(Excerpts from an interface dataset)
____

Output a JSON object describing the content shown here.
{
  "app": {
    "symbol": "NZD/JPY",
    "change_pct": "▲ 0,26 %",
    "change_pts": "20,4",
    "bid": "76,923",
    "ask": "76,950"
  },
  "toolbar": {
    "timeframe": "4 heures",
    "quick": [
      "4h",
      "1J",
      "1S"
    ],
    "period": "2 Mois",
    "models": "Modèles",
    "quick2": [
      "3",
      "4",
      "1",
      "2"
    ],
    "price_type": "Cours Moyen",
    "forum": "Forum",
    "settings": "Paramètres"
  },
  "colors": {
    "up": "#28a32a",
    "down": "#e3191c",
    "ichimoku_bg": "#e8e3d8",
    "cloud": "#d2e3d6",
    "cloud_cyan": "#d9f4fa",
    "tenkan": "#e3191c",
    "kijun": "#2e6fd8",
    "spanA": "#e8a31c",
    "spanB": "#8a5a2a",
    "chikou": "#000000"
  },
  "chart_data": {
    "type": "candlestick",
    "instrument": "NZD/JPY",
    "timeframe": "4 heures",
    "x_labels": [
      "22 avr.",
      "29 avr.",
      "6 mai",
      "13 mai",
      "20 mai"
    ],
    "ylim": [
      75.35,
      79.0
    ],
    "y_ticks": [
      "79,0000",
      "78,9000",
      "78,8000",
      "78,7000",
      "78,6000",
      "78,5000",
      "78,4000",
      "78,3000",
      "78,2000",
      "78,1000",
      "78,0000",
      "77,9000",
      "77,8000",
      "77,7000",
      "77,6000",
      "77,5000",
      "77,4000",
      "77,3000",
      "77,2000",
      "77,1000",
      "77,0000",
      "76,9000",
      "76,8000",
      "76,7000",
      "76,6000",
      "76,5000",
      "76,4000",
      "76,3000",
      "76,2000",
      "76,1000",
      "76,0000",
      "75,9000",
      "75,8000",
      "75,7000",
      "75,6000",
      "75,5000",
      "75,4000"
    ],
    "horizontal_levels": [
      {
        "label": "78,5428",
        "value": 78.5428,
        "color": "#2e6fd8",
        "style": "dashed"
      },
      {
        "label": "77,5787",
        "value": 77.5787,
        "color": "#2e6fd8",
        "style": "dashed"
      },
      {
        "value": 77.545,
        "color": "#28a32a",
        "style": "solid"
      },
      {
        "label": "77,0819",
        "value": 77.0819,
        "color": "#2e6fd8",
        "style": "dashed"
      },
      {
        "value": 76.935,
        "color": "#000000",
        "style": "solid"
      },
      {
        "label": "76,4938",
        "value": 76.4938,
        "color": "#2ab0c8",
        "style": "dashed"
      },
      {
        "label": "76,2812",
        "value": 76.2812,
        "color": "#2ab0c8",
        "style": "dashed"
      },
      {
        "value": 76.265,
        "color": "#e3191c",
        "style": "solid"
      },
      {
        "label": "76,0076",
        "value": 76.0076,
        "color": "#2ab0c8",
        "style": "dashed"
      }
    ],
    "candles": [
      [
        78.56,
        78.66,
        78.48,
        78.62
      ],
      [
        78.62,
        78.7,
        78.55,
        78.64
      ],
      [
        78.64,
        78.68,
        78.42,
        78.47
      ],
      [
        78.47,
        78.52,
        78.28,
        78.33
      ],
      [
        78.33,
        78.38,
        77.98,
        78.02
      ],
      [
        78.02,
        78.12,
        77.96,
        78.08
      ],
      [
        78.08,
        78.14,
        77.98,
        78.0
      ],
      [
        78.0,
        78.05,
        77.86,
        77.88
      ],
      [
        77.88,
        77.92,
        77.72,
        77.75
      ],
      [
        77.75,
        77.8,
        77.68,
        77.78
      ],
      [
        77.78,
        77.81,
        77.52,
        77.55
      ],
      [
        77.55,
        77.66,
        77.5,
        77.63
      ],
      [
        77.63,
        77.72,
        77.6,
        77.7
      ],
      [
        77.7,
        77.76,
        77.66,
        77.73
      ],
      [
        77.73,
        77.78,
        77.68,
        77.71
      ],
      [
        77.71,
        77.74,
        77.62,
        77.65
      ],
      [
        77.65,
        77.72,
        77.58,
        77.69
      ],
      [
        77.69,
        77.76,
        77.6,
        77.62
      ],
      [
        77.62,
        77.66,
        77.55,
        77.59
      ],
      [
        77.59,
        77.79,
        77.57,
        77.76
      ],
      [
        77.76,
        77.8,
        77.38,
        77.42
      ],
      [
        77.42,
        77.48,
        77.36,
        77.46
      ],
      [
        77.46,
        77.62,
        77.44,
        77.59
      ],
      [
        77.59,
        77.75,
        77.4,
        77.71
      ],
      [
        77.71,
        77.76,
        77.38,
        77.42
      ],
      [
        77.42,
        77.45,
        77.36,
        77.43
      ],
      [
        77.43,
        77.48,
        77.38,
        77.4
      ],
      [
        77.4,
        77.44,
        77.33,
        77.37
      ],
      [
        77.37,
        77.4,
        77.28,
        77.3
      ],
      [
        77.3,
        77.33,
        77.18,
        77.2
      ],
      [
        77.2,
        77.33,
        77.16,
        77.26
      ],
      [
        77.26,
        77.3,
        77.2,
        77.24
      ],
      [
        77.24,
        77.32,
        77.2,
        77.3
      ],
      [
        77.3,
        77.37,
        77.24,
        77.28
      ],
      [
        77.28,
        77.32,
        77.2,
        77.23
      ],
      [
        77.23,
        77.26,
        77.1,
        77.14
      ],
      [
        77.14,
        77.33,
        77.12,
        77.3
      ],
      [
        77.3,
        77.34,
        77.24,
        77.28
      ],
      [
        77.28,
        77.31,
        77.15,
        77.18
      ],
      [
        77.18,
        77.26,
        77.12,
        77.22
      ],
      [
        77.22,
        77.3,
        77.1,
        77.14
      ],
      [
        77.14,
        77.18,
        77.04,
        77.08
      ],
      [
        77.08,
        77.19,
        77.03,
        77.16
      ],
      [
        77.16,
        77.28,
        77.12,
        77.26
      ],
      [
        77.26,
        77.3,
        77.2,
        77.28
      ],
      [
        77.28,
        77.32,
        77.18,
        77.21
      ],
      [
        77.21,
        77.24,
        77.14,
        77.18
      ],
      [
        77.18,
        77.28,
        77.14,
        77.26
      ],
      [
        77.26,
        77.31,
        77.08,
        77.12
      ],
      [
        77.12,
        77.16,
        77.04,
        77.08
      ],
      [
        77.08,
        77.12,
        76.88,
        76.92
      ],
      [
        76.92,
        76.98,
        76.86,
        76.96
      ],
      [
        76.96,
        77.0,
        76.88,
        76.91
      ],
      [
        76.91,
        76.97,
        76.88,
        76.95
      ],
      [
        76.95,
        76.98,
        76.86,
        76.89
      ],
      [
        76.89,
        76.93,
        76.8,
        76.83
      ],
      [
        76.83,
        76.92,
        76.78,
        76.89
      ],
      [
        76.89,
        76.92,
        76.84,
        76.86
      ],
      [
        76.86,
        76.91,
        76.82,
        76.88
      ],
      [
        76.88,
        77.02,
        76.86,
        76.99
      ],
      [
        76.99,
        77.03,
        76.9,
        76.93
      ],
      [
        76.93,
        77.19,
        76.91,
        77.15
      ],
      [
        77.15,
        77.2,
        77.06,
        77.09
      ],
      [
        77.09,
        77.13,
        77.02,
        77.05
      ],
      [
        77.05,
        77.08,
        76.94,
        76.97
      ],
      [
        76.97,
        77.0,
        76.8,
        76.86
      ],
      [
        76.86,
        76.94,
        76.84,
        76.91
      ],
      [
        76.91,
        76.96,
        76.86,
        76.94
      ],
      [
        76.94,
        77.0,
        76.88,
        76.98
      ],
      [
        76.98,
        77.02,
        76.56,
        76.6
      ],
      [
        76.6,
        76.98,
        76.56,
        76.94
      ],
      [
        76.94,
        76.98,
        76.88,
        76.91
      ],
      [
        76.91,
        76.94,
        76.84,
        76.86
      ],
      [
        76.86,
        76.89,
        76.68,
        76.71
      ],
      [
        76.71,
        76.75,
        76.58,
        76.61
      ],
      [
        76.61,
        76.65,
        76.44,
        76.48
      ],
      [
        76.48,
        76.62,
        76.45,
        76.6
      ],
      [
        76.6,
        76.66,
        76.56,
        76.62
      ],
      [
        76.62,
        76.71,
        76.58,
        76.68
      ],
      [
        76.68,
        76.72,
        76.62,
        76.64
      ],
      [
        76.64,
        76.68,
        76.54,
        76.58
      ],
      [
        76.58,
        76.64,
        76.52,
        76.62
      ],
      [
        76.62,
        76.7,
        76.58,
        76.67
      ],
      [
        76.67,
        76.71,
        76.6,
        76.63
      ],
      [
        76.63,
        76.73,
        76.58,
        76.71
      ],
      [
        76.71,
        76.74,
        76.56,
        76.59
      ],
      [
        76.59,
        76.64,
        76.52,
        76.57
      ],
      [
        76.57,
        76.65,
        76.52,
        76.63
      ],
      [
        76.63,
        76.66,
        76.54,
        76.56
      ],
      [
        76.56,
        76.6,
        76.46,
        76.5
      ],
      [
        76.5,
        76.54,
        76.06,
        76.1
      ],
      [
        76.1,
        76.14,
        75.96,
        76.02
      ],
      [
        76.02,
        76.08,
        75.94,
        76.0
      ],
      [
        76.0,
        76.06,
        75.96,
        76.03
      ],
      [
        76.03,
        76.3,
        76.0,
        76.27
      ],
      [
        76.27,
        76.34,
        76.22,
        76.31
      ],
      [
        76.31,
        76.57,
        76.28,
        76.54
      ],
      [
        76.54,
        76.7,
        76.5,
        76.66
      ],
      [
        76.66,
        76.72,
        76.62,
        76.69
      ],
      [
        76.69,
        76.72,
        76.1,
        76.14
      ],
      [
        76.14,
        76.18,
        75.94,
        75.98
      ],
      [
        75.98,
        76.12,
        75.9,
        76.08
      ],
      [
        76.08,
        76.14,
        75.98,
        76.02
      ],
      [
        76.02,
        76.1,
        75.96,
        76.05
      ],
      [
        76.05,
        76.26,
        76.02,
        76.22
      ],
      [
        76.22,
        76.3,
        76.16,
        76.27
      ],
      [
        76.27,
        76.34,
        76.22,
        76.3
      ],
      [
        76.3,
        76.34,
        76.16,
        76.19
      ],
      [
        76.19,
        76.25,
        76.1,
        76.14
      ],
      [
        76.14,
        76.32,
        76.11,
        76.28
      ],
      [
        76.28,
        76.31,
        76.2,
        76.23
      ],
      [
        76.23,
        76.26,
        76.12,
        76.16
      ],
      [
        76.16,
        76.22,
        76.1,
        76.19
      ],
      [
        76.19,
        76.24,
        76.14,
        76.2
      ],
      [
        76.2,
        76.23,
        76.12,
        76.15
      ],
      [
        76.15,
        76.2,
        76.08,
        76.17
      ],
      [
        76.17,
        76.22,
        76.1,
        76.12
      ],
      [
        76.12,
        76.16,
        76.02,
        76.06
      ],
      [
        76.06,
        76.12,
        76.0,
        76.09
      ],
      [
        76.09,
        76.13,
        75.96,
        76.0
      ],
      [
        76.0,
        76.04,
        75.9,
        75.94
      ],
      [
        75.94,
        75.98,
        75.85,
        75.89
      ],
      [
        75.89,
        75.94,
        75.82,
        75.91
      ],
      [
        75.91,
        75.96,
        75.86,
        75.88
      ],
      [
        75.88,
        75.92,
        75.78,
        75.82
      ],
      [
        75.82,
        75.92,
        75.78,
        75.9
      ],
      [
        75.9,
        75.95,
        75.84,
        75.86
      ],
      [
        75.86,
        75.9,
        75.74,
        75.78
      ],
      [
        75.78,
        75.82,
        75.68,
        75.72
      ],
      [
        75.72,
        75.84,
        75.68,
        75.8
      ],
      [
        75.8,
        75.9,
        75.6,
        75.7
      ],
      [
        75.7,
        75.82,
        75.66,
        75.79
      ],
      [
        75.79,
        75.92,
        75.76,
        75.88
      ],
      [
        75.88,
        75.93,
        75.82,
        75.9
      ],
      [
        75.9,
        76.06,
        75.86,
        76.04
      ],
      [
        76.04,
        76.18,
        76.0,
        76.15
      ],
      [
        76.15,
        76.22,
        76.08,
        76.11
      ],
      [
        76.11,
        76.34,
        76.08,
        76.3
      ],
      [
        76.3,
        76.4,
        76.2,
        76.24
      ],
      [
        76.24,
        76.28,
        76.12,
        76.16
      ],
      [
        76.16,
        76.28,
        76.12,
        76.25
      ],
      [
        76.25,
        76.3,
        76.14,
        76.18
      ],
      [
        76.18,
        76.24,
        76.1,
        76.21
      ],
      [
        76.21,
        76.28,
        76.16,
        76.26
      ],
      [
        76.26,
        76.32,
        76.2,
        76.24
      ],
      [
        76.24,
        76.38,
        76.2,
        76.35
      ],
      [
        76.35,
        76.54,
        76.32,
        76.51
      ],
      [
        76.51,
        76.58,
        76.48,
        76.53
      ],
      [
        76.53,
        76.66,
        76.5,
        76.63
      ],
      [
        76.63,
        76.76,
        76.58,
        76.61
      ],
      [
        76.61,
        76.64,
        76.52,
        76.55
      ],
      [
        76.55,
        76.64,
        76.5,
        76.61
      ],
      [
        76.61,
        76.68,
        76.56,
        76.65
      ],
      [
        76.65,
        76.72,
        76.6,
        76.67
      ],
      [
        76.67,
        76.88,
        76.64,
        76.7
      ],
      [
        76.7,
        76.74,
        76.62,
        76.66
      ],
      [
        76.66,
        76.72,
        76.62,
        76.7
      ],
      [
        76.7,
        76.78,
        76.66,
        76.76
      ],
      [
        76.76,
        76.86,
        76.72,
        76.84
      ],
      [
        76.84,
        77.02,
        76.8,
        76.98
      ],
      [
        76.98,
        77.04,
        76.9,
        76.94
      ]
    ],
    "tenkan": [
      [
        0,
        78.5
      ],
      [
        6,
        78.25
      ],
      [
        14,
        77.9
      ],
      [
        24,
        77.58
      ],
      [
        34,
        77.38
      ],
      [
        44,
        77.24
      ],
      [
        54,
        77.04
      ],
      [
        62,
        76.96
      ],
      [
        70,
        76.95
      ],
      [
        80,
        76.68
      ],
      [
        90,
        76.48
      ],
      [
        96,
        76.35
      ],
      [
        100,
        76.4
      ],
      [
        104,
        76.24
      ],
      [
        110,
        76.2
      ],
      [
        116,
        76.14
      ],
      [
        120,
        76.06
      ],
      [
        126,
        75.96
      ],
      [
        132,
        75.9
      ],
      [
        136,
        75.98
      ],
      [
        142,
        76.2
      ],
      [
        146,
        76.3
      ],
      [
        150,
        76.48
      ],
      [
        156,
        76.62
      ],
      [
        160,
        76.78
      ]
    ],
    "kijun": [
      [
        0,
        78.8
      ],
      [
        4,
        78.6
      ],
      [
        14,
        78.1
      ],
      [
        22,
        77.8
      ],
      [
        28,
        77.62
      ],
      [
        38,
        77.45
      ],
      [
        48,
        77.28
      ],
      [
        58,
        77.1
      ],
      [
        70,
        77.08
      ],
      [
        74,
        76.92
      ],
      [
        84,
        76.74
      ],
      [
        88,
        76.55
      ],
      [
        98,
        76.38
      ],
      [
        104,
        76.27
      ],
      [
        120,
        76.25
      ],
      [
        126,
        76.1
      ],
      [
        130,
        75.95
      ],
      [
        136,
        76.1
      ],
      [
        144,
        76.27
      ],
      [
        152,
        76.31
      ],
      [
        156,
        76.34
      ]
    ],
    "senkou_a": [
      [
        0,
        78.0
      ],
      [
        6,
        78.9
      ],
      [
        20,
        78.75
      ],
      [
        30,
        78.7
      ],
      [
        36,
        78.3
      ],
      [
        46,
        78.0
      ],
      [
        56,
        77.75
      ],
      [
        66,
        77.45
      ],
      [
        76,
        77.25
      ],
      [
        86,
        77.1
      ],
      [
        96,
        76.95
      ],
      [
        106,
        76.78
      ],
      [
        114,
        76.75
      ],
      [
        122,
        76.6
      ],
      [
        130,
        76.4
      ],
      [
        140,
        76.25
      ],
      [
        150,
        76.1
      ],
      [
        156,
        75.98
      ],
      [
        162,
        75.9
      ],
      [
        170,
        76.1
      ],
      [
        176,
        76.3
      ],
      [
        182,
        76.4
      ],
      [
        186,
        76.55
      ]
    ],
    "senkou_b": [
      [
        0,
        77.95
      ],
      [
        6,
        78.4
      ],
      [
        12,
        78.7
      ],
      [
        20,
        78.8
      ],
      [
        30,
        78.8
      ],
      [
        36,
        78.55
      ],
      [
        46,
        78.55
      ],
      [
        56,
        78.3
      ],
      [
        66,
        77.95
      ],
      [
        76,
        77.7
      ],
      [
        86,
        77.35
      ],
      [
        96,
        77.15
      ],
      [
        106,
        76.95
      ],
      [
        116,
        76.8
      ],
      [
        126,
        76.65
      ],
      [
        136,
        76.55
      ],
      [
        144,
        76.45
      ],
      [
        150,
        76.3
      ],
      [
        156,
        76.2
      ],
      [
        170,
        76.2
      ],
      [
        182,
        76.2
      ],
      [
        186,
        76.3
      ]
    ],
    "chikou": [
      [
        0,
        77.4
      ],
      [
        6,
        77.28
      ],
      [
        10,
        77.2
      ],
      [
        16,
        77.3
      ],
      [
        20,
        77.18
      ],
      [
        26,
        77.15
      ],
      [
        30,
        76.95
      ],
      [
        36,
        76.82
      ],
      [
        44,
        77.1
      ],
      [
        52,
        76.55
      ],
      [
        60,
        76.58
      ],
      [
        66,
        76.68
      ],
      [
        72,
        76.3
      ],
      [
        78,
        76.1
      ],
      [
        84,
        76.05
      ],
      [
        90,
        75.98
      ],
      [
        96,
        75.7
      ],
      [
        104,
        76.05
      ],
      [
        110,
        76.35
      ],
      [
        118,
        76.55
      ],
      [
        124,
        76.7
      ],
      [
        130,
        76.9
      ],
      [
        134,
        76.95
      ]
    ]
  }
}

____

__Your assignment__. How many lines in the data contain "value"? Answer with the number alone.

__Exercise solution__. 9